Through the Americana Exchange platform, it is possible for the casual collector to access the same bibliographic tools found in special collections libraries and used by professionals for collection development, description and evaluation. With this new bibliographic resource, we now have the ability to construct a more complete picture of the intellectual and social history of the American people as never before. This monumental undertaking by Bruce McKinney, President of the Americana Exchange, to provide online access to a multitude of annotated bibliographic records from diverse sources, could provide the basis for the transformation of the discipline of bibliography in Americana which Wroth anticipated.


[1] Lawrence C. Wroth, “Early Americana,” in Standards of Bibliographic Description. The Rosenbach Fellowship in Bibliography. Philadelphia: University of Pennsylvania Press, 1949, p. 110.

[2] Wroth, p. 119.

[3] Wroth, p. 105.

[4] Wroth, p. 119.

[5] “The normal work of Americana . . . is an objective work, brought into being through the impact upon the author of some event or movement or set of circumstances outside himself. In many instances the book so produced becomes an agency which bears its part in the further development of that movement, or becomes an element integrated with the history of an event it treats. The relationship of the book to events or to other books treating directly or inferentially the same subject becomes a matter of interest to the historian, and the bibliographer with a sensitive feeling for these relationships will endeavor to answer for himself and his readers certain questions about the book he is describing. . . .”  Wroth, pp. 111-112.

[6] G. Thomas Tanselle, “A Description of Descriptive Bibliography,” Studies in Bibliography, Volume 45, 1992, pp. 1-30;

[7] p.14.

[8] Philip Gaskell, A New Introduction to Bibliography. New York: Oxford University Press, 1972, p. 322.

[9] He defines these terms accordingly: An edition of a book is all copies printed at one or later times from the same setting of type.
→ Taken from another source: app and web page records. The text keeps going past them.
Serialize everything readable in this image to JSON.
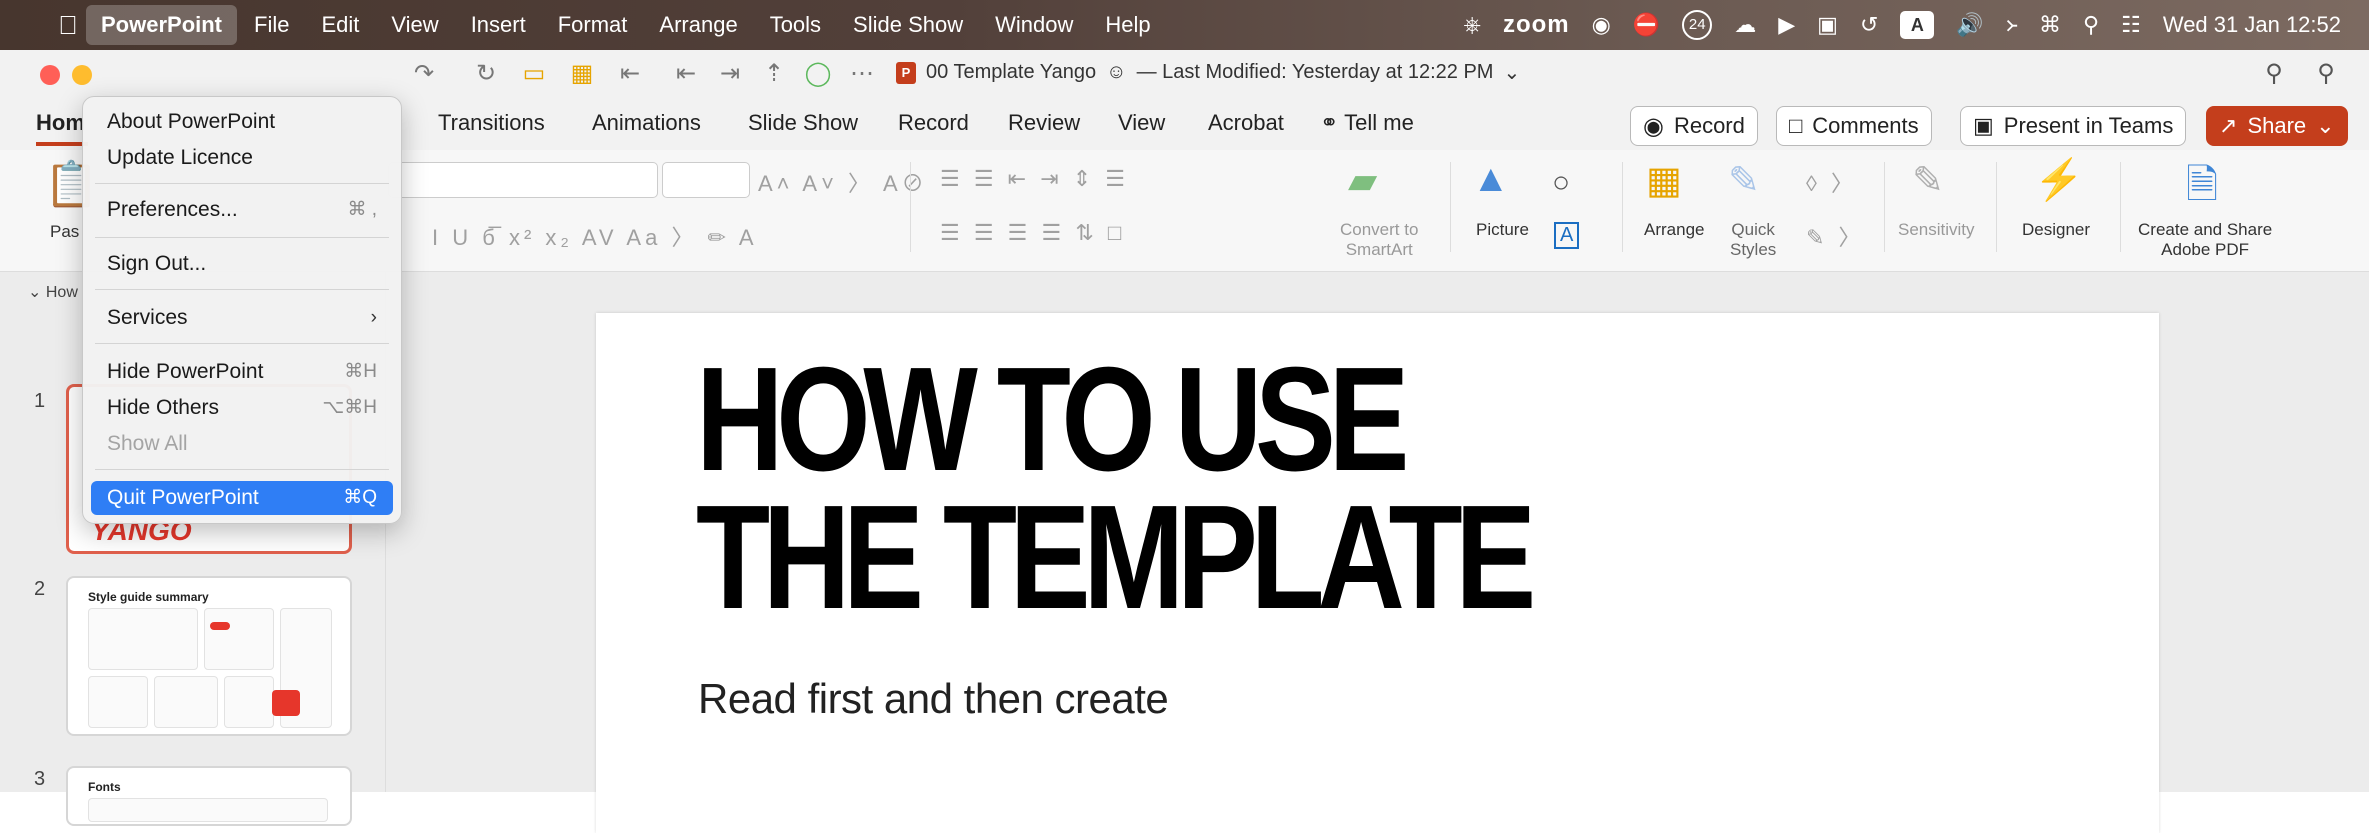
{
  "menubar": {
    "app": "PowerPoint",
    "items": [
      "File",
      "Edit",
      "View",
      "Insert",
      "Format",
      "Arrange",
      "Tools",
      "Slide Show",
      "Window",
      "Help"
    ],
    "zoom": "zoom",
    "input_source": "A",
    "badge": "24",
    "clock": "Wed 31 Jan 12:52"
  },
  "document": {
    "title": "00 Template Yango",
    "modified": "— Last Modified: Yesterday at 12:22 PM"
  },
  "ribbon_tabs": [
    "Hom",
    "Transitions",
    "Animations",
    "Slide Show",
    "Record",
    "Review",
    "View",
    "Acrobat"
  ],
  "tell_me": "Tell me",
  "actions": {
    "record": "Record",
    "comments": "Comments",
    "present": "Present in Teams",
    "share": "Share"
  },
  "ribbon": {
    "paste": "Pas",
    "convert_smartart": [
      "Convert to",
      "SmartArt"
    ],
    "picture": "Picture",
    "arrange": "Arrange",
    "quick_styles": [
      "Quick",
      "Styles"
    ],
    "sensitivity": "Sensitivity",
    "designer": "Designer",
    "create_share": [
      "Create and Share",
      "Adobe PDF"
    ]
  },
  "app_menu": {
    "about": "About PowerPoint",
    "update": "Update Licence",
    "preferences": "Preferences...",
    "preferences_sc": "⌘ ,",
    "sign_out": "Sign Out...",
    "services": "Services",
    "hide": "Hide PowerPoint",
    "hide_sc": "⌘H",
    "hide_others": "Hide Others",
    "hide_others_sc": "⌥⌘H",
    "show_all": "Show All",
    "quit": "Quit PowerPoint",
    "quit_sc": "⌘Q"
  },
  "sidebar": {
    "section": "How",
    "slides": [
      {
        "num": "1",
        "text": "YANGO"
      },
      {
        "num": "2",
        "title": "Style guide summary"
      },
      {
        "num": "3",
        "title": "Fonts"
      }
    ]
  },
  "slide": {
    "title_line1": "HOW TO USE",
    "title_line2": "THE TEMPLATE",
    "subtitle": "Read first and then create"
  },
  "colors": {
    "accent": "#c43e1c",
    "highlight": "#2f7ef5"
  }
}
Within an edition, all copies printed at any one time are called an impression.. . .”An issue is that part of an edition offered for sale at one time, or as a consciously planned unit.” And, lastly, ”State refers to the minor differences in the printed text between one copy and other of the same book.” For those who would like examples of these, Mr. Belanger’s article is available at
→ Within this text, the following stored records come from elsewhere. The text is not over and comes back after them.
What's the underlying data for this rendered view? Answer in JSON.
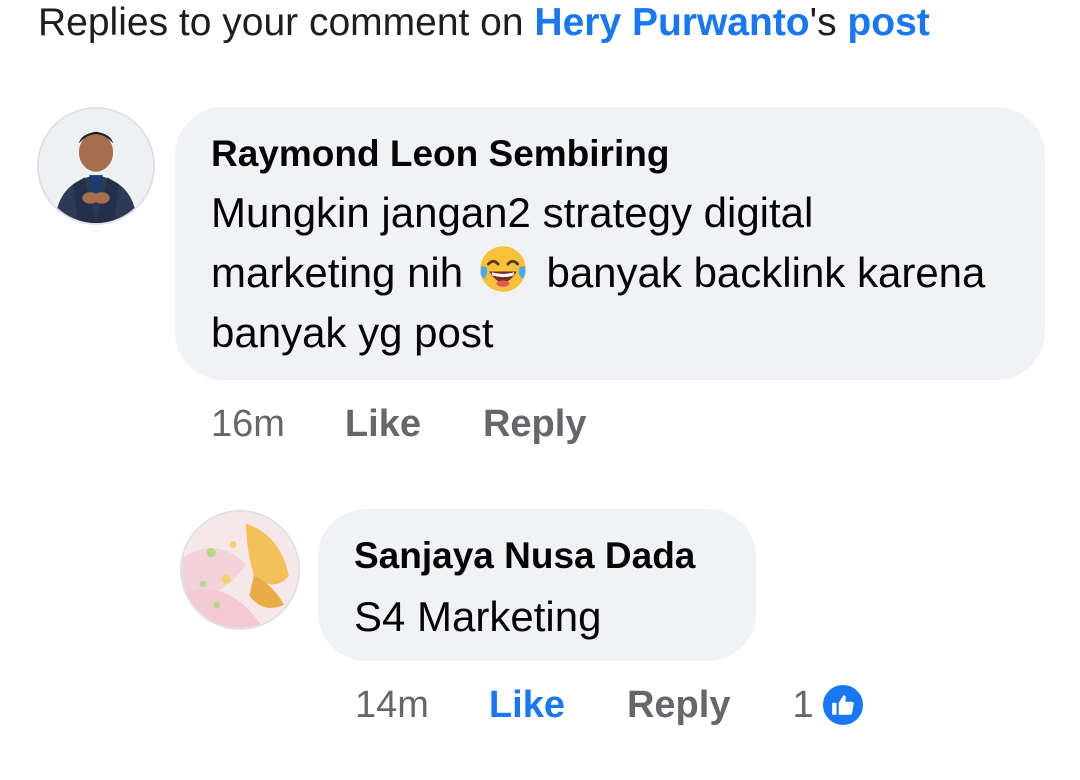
{
  "header": {
    "prefix": "Replies to your comment on ",
    "author_link": "Hery Purwanto",
    "possessive": "'s ",
    "post_link": "post"
  },
  "comments": [
    {
      "author": "Raymond Leon Sembiring",
      "text_parts": [
        "Mungkin jangan2 strategy digital marketing nih",
        "banyak backlink karena banyak yg post"
      ],
      "emoji": "face-with-tears-of-joy-icon",
      "time": "16m",
      "like_label": "Like",
      "reply_label": "Reply"
    },
    {
      "author": "Sanjaya Nusa Dada",
      "text": "S4 Marketing",
      "time": "14m",
      "like_label": "Like",
      "reply_label": "Reply",
      "reaction_count": "1",
      "reaction_icon": "thumbs-up-icon"
    }
  ],
  "colors": {
    "link_blue": "#1877f2",
    "bubble_bg": "#f0f2f5",
    "meta_gray": "#65676b"
  }
}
[10] Not a true subject search: OCLC does not permit searching on subject headings, only by keyword.

[11] According to Karen Muller, Reference Librarian for the American Library Association library, this type of capitalization became the de facto standard with the development of the LC card program in 1901, but no one seems to know why the practice of permitting only proper names to be capitalized, or “sentence capitalization,” for book titles, won out over competing practices.
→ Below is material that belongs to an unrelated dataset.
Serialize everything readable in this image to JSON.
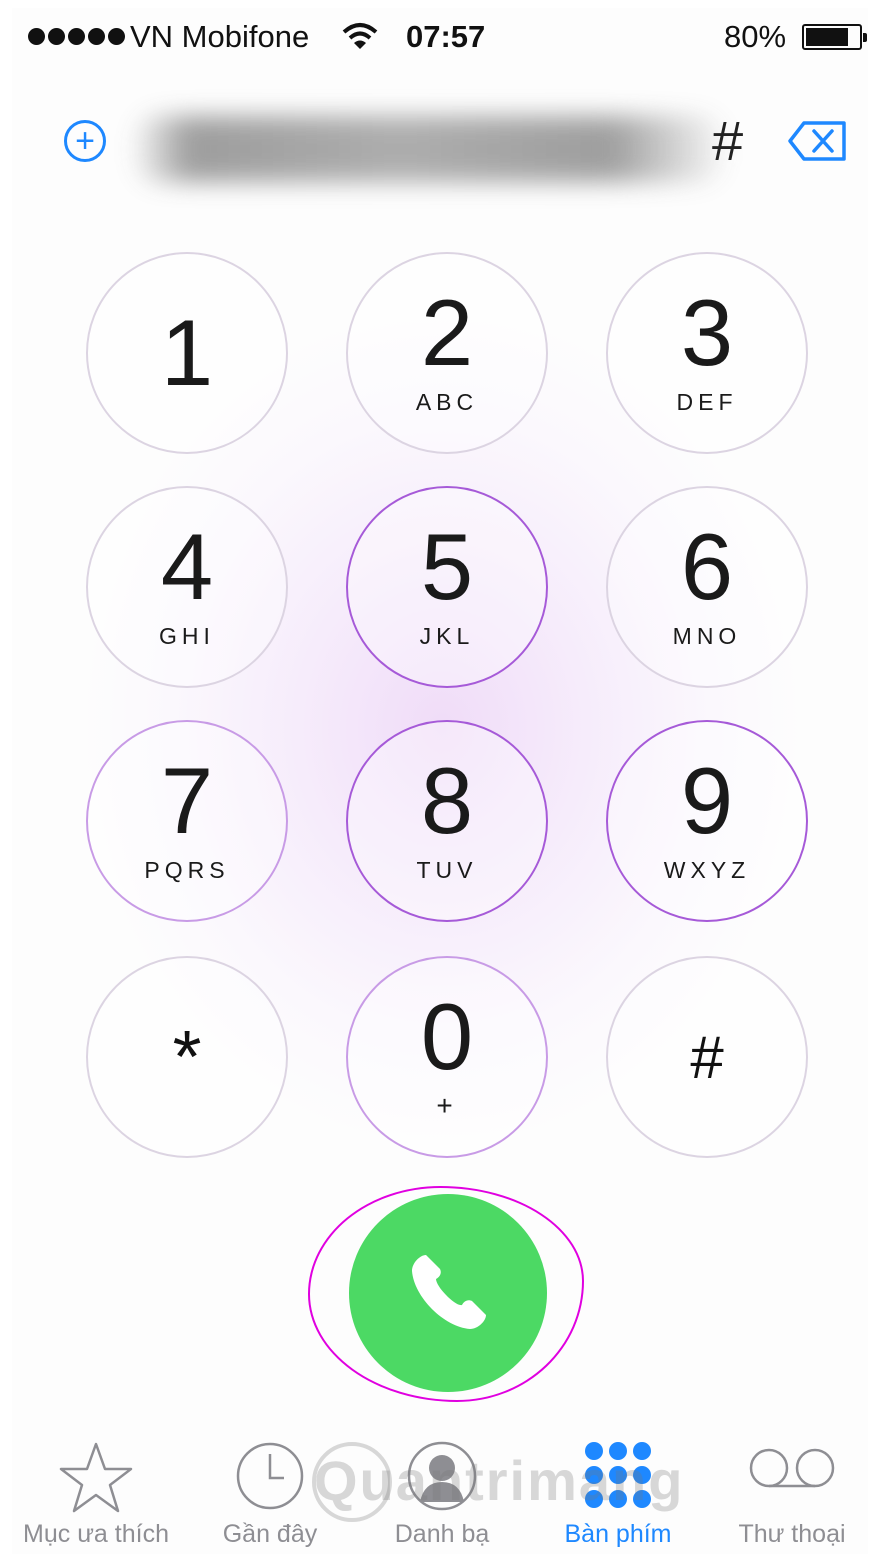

[12] G. Thomas Tanselle, “Concept of an ‘Ideal Copy’” Studies in Bibliography, pp. 18-53, Vol 33, 1980, p. 49.

[13] To prevent unnecessary duplication, member libraries are encouraged to attach their holdings information to an existing record (that is, if a good match exists), while being able to download and customize their record locally. A librarian might indicate, for example, that their copy is “an association copy,” is “missing its title page,” has a unique binding, is “printed on wallpaper,” and so forth, but this information resides locally.

[14] Wroth, pp. 112-113.

[15] A good source for learning about bibliographies is the American Library Association’s comprehensive Guide to Reference Books (Balay, 11th edition). While many bibliographies of bibliographies have been published, one advantage of the ALA’s Guide—often referred to as “Balay”—is that it is available at almost every library in the country, while other, more specialized reference works require access to a large reference or research library. Balay is an excellent starting point for beginning book collectors to learn what bibliographies and other resources are available in any collecting area. Another good source, though less common than Balay, is Theodore Besterman’s five volume A World Bibliography of Bibliographies, which lists over 100,000 published bibliographies.